Ya know, Kudos to Starbucks for their College Achievement Plan. Seriously. The plan offers eligible full and part time employees full tuition coverage to earn a bachelor’s degree from Arizona State University. Starbucks gets that this employee benefit will generate greater customer loyalty. I’m sure you’re thinking, “Wait, what? An employee tuition program fosters customer loyalty? She is nuts.” Hang with me here; let me explain…Read More
Like many of you I am mortified by what we all witnessed as social media exposed United Airline’s practices run amok this past Monday. As a year-over-year 1K nearly 2-million mile United customer, I am deeply disturbed and seriously reconsidering the value of that loyalty.Read More
Well, you know our old saw by now; we promise to increase frequency of posting. But the fact is [A] we're honestly being hammered by a trio of major client deliverables all converging from three different parts of the country (S.F., D.C., and So.Cal.) at the same time which has us totally appreciating what an Iron Chef goes through; and [B] we just can't bring ourselves to blather; the majority of what we're tracking is worthy of micro-blogging and thus ends up being pushed through our Twitter account (and its very easy to fire off 140 chars). But occasionally, we come across something worth a longer comment.
And so it is this morning (at least for myself.) Its notable because one of the three client projects I am cramming on to finish has a CFO who is convinced that Loyalty programs are essentially a financial drain in that they reward people who are already committed to repurchasing. OK. It seems to us that for the right brand, and product or service type that's the point; switching costs are near zero, and retention marketing is everything. So catch a whiff of this...
Starbucks Corp.'s fiscal fourth quarter earnings increased by a better-than-forecast 34% on sales that increased by a double-digit percentage (per the Wall Street Journal). Starbucks has recorded stronger sales trends in the U.S. than most of its competitors. Same-store sales rose 8% in the U.S., driven by a 5% increase in transactions.

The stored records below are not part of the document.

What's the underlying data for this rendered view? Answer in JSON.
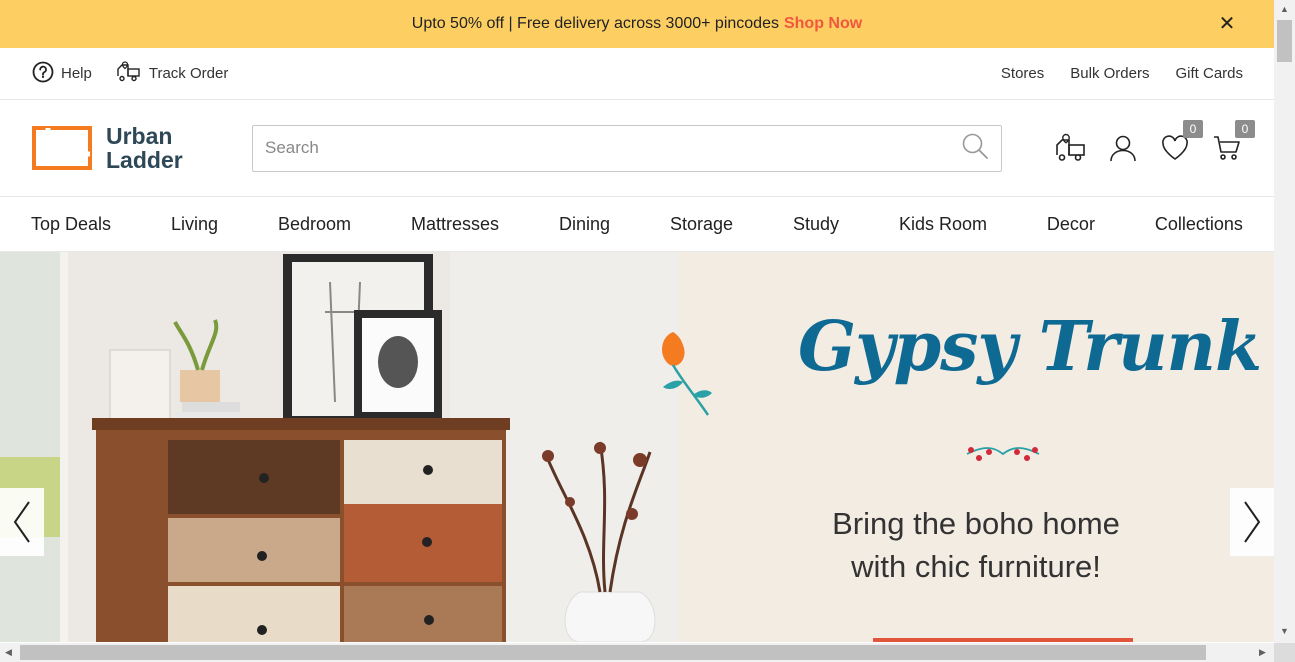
{
  "promo": {
    "text": "Upto 50% off | Free delivery across 3000+ pincodes",
    "link": "Shop Now",
    "close": "✕"
  },
  "util": {
    "help": "Help",
    "track": "Track Order",
    "right": [
      "Stores",
      "Bulk Orders",
      "Gift Cards"
    ]
  },
  "logo": {
    "line1": "Urban",
    "line2": "Ladder"
  },
  "search": {
    "placeholder": "Search"
  },
  "icons": {
    "wishlist_count": "0",
    "cart_count": "0"
  },
  "nav": [
    "Top Deals",
    "Living",
    "Bedroom",
    "Mattresses",
    "Dining",
    "Storage",
    "Study",
    "Kids Room",
    "Decor",
    "Collections"
  ],
  "hero": {
    "brand": "Gypsy Trunk",
    "tagline1": "Bring the boho home",
    "tagline2": "with chic furniture!"
  },
  "colors": {
    "promo_bg": "#fdcf63",
    "accent": "#f1573f",
    "logo_orange": "#f47b20",
    "logo_text": "#2f4858",
    "brand_blue": "#0e6a93"
  }
}
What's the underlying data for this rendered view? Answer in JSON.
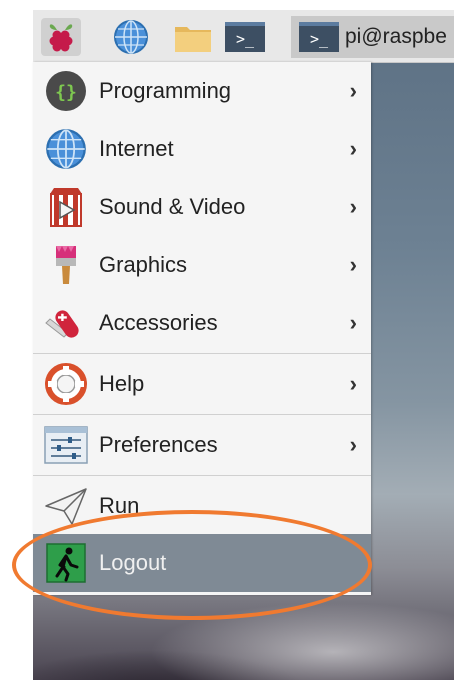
{
  "taskbar": {
    "launchers": [
      {
        "icon": "raspberry-menu-icon"
      },
      {
        "icon": "globe-icon"
      },
      {
        "icon": "folder-icon"
      },
      {
        "icon": "terminal-icon"
      }
    ],
    "task": {
      "icon": "terminal-icon",
      "label": "pi@raspbe",
      "prompt_glyph": ">_"
    }
  },
  "menu": {
    "items": [
      {
        "label": "Programming",
        "icon": "programming-icon",
        "submenu": true
      },
      {
        "label": "Internet",
        "icon": "globe-icon",
        "submenu": true
      },
      {
        "label": "Sound & Video",
        "icon": "sound-video-icon",
        "submenu": true
      },
      {
        "label": "Graphics",
        "icon": "paintbrush-icon",
        "submenu": true
      },
      {
        "label": "Accessories",
        "icon": "accessories-icon",
        "submenu": true
      },
      {
        "label": "Help",
        "icon": "lifebuoy-icon",
        "submenu": true
      },
      {
        "label": "Preferences",
        "icon": "preferences-icon",
        "submenu": true
      },
      {
        "label": "Run",
        "icon": "paper-plane-icon",
        "submenu": false
      },
      {
        "label": "Logout",
        "icon": "exit-icon",
        "submenu": false,
        "highlighted": true
      }
    ],
    "arrow_glyph": "›"
  },
  "annotation": {
    "shape": "ellipse",
    "color": "#f07a30",
    "target": "Logout"
  }
}
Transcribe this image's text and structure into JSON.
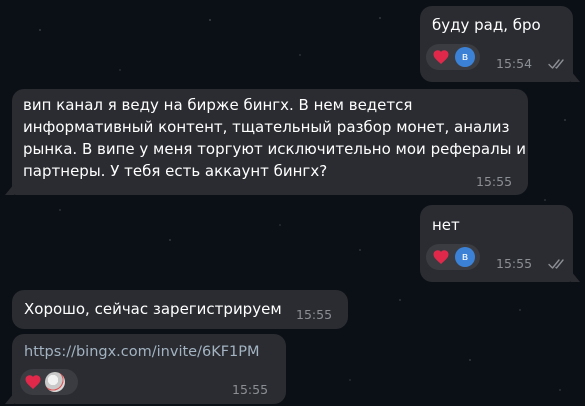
{
  "colors": {
    "bubble": "#2a2c31",
    "reaction_bg": "#3a3c42",
    "heart": "#e0294a",
    "avatar": "#3b82d6",
    "meta": "#8b8e94",
    "link": "#a3b3c2"
  },
  "messages": [
    {
      "side": "outgoing",
      "text": "буду рад, бро",
      "time": "15:54",
      "read": true,
      "reactions": [
        {
          "icon": "heart-icon"
        },
        {
          "avatar_initial": "в"
        }
      ]
    },
    {
      "side": "incoming",
      "text": "вип канал я веду на бирже бингх. В нем ведется информативный контент, тщательный разбор монет, анализ рынка. В випе у меня торгуют исключительно мои рефералы и партнеры. У тебя есть аккаунт бингх?",
      "lines": [
        "вип канал я веду на бирже бингх. В нем ведется",
        "информативный контент, тщательный разбор монет, анализ",
        "рынка. В випе у меня торгуют исключительно мои рефералы и",
        "партнеры. У тебя есть аккаунт бингх?"
      ],
      "time": "15:55"
    },
    {
      "side": "outgoing",
      "text": "нет",
      "time": "15:55",
      "read": true,
      "reactions": [
        {
          "icon": "heart-icon"
        },
        {
          "avatar_initial": "в"
        }
      ]
    },
    {
      "side": "incoming",
      "text": "Хорошо, сейчас зарегистрируем",
      "time": "15:55"
    },
    {
      "side": "incoming",
      "text": "https://bingx.com/invite/6KF1PM",
      "is_link": true,
      "time": "15:55",
      "reactions": [
        {
          "icon": "heart-icon"
        },
        {
          "avatar": "photo"
        }
      ]
    }
  ]
}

Here's the thing: Starbucks CFO and Group VP of Global Business Services, Troy Alstead noted in an interview that in addition to accelerated drive-through times and new food offerings, their loyalty program was responsible for increasing repeat customers and rising sales. That's right: Starbucks is tying their increase in sales to their loyalty program. From what we know of the internal workings at Starbucks CRM efforts they have plenty of analytics and data to back this up. And presumably that's how they reached this conclusion (acknowledging there were two other factors: food offerings and drive-through improvements). But the point here (at least for us) is clear: a loyalty program that appears to do exactly what was hoped: positively effect customer wallet-share.
The numbers speak for themselves. Overall, Starbucks reported a profit of $481.1M up from $359M a year earlier. And net revenue rose 13% to $3.8B. Hmm, a CFO reports a direct causal link between a loyalty program and business growth. Imagine that.
Now, to be intellectually honest there is one more observation to make (and then I need to jump back to that client's deliverable) ...the key to Starbucks loyalty program invokes the two principal watchwords of the digital age: ease and convenience. We think what makes Starbucks program so effective is not just accumulating points to earn free drinks or food, rather its the fact that their loyalty mechanism (once a card, now a phone app) makes it easy and convenient to buy and reload their digital wallet. We'll have to muse about loyalty program vehicles another time.
So, this was an interesting one. And kind of surprising for whom it involves, someone we've worked with before...
The numbers tell it: more than 57% of consumers prefer a personalized online experience with a brand. Results from a number of campaigns -- with personalized emails or digital commerce product selection -- support these claims, often with a significant lift.
This is best practice, but legacy systems often pose a challenge for brands with established customer databases. For example, a colleague at C[IQ] is a loyal Williams-Sonoma customer. She buys online, from catalog, at her local downtown store, and when dispatched even on business travel.
Her last purchase was at a Bay Area retail store, and within days she received an eMail touting a local Bay Area event. But, she doesn’t live in the Bay Area.
This is likely a case of the left hand not talking to right hand, whereby the eMail marketing campaigns are determined solely on the location of the last purchase. But if purchase history was connected to the eMail marketing database -- with a layer of customer intelligence -- a more appropriate message would be sent.
Incidentally, this is an also example of failing our SMART messaging guidance, that we discuss elsewhere.
Is it complicated? Yes, yes it can be. But if you are going to leverage personalization, you need to do so intelligently (and smartly). Otherwise, even loyal customers will pause and think,
After all these years, you still don't know me?